It’s a perspective shared by many DIY filmmakers, including BJ Colangelo of Sickening Pictures. She adds, “Filmmaking was always something I wanted to do but it was also something I never thought was going to be in the cards for me. I started writing about film when I was 18 for Bloody Disgusting. It wasn’t until about five years ago [I told people my idea for a movie] and they didn’t say ‘no.’ They said, ‘if there’s something you want to do, just do it.’ So, I started working in film. It was very DIY because I was so tired of not seeing stories that I wanted, so I was like, 'I guess I just have to do it.' I started writing stories about characters and people that I wanted to see.”The no-budget nature of DIY filmmaking obviously presents a number of challenges. Negra says, “I want to make sure everyone gets paid. Poor people of color get ripped off all the time. That’s the challenge. That, and trying to get everyone in the same place, because we all have to do so much more to survive in the world than the average person. Trying to fit everything in when we’re also trying to survive. That’s a challenge. We may not all be mentally healthy to work. You have to stay on top of making sure everyone is OK to work. I try to be self-aware enough to know when I need to take a step back and regroup.”
In terms of why DIY filmmaking is enjoying such a surge in interest from filmmakers and audiences alike, Colangelo observed, “I think DIY and punk rock style of filmmaking has always been a response and right now we as a culture are more vocal than we have ever been before. Because we have this sense of empowerment we aren’t afraid to fight back with our dollar amount. People are finally going to be like, 'I’m not giving you my money. I’m going to give it to this indie production on Shudder.' It’s going to cause a reckoning where they have to start listening to what the consumers want.”
Despite the trials, there are yet still many perks for creating no-budget horror films. According to Colangelo, “The plus side is that it forces you to come up with creative solutions to your problems because you don’t have the ability to spray the money hose at it and make it go away. You have to be able to think five steps ahead.”
For Negra, the reason is simple. "[It's] the freedom. If you have a good group of friends that you know understand where you’re coming from and get what you’re trying to achieve and know how to network in the right places, that’s what creates a film community, not just people looking at capitalistic marketability. The fact is of the majority of people that work on DIY films are there because they just love doing it. It’s not like they have expectations like, 'Is this going to sell?' It brings a level of authenticity.”
She adds, “I didn’t go to film school and everything I’ve learned is because I’ve had excellent friends along the way that have been dedicated to Audre’s Revenge. The most rewarding thing was seeing everyone on the set be a Black queer person. I don’t think that’s been done before.”

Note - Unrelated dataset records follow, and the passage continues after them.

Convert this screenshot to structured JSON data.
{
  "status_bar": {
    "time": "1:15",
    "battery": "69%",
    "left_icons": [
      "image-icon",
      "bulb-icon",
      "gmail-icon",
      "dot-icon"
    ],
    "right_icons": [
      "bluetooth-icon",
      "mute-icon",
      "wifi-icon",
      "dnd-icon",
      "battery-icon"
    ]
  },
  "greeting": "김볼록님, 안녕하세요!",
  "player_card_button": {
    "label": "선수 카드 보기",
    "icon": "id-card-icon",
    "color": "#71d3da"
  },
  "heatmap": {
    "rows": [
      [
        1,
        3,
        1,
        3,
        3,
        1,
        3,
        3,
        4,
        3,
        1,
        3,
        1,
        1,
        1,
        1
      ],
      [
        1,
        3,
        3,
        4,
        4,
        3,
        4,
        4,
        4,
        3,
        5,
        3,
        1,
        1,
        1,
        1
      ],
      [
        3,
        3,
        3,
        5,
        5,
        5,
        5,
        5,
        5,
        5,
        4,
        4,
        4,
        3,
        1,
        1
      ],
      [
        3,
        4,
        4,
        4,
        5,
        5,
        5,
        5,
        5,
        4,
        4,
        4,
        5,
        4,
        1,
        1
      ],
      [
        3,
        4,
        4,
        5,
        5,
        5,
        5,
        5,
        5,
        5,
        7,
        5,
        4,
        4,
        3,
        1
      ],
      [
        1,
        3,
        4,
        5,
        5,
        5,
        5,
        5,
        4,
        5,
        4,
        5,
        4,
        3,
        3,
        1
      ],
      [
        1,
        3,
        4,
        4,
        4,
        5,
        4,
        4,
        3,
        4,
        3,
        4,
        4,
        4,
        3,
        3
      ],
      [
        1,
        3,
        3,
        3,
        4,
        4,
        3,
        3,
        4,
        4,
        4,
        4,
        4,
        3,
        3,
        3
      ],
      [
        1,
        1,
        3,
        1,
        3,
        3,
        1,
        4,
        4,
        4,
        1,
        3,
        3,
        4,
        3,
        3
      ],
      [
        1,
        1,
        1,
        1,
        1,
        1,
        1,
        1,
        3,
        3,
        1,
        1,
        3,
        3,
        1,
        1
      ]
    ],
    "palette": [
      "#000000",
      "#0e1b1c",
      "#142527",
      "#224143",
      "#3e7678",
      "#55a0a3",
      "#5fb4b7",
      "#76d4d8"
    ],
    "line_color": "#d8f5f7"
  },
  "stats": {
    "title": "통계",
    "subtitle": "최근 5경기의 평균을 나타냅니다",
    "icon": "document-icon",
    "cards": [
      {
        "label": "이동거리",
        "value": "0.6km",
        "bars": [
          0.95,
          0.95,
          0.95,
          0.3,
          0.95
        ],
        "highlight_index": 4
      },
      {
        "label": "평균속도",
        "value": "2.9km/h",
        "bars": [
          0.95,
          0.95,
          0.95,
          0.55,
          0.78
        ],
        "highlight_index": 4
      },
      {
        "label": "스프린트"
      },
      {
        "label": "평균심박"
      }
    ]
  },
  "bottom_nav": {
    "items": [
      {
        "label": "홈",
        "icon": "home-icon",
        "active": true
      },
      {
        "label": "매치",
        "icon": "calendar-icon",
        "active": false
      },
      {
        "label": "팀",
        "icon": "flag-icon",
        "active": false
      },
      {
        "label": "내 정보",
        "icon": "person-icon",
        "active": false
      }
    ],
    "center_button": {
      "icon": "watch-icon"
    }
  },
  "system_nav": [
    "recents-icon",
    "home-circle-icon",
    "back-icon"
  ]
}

Special thanks to Monika Estrella Negra and Audre's Revenge. They accept donations via Paypal sent email@example.com with a note to specify it is for Bitten: A Tragedy. Special thanks as well to BJ Colangelo and Sickening Pictures.